The foster mother said a she looked up, approximately 15 minutes into the visit and they “were gone.”
Law enforcement sources said Nadal took the children to a vending machine inside the agency while the foster mothers waited outside and then slipped out a back door with them. Staffers who were supposed to be with Nadal and the children were nowhere in sight when she left the building, the sources said.
Officials at Forestdale, a contractor of the city Administration for Children’s Services, declined comment.
In their search for the family, Queens detectives reached out to law enforcement agencies in some areas of South Carolina where the couple lived for two years, police sources said.
A spokesperson for Queens District Attorney Richard Brown said it is unclear when the parents will return to Queens.
If the parents waive extradition to New York, Queens detectives could head to Pennsylvania late this week to bring them back, law enforcement sources said.
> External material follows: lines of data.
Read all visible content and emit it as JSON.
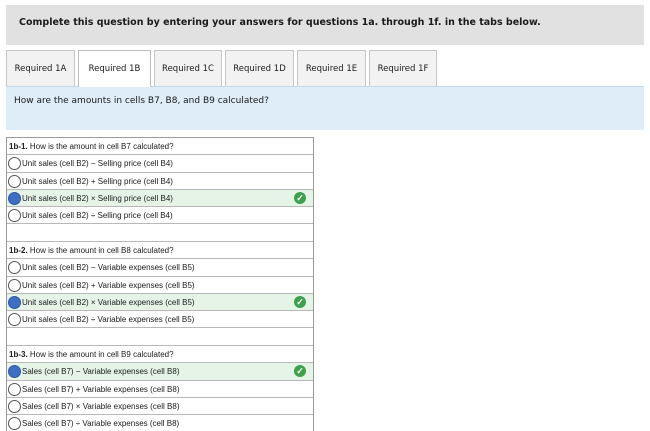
{
  "instruction": "Complete this question by entering your answers for questions 1a. through 1f. in the tabs below.",
  "tabs": [
    {
      "label": "Required 1A",
      "active": false
    },
    {
      "label": "Required 1B",
      "active": true
    },
    {
      "label": "Required 1C",
      "active": false
    },
    {
      "label": "Required 1D",
      "active": false
    },
    {
      "label": "Required 1E",
      "active": false
    },
    {
      "label": "Required 1F",
      "active": false
    }
  ],
  "question": "How are the amounts in cells B7, B8, and B9 calculated?",
  "sections": [
    {
      "num": "1b-1.",
      "prompt": "How is the amount in cell B7 calculated?",
      "options": [
        "Unit sales (cell B2) − Selling price (cell B4)",
        "Unit sales (cell B2) + Selling price (cell B4)",
        "Unit sales (cell B2) × Selling price (cell B4)",
        "Unit sales (cell B2) ÷ Selling price (cell B4)"
      ],
      "selected": 2
    },
    {
      "num": "1b-2.",
      "prompt": "How is the amount in cell B8 calculated?",
      "options": [
        "Unit sales (cell B2) − Variable expenses (cell B5)",
        "Unit sales (cell B2) + Variable expenses (cell B5)",
        "Unit sales (cell B2) × Variable expenses (cell B5)",
        "Unit sales (cell B2) ÷ Variable expenses (cell B5)"
      ],
      "selected": 2
    },
    {
      "num": "1b-3.",
      "prompt": "How is the amount in cell B9 calculated?",
      "options": [
        "Sales (cell B7) − Variable expenses (cell B8)",
        "Sales (cell B7) + Variable expenses (cell B8)",
        "Sales (cell B7) × Variable expenses (cell B8)",
        "Sales (cell B7) ÷ Variable expenses (cell B8)"
      ],
      "selected": 0
    }
  ],
  "check_icon": "check-circle-icon",
  "colors": {
    "selected_radio": "#3d6fc4",
    "correct_bg": "#e6f4e7",
    "check": "#3ea04a",
    "question_bar": "#deedf8"
  }
}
Their return could take up to three weeks, if Nadal and Payne decide to fight extradition, the sources said.
The city Administration for Child Services (ACS) released a statement saying they are taking Nadal’s allegations of foster care abuse “very seriously.” Agency officials said their first concern is the well-being of the children, who would be returned to the custody of ACS.
An attorney for the parents told reporters his clients took the children from Forestdale in an attempt “to remove them from an environment of abuse.”
Law enforcement sources told the Gazette it is currently unclear what will happen to the children when they return to New York City. “No one can say for sure if they will be returned to their current foster families,” the sources said.
Nadal and Payne are facing multiple charges of kidnapping, custodial interference and child endangerment.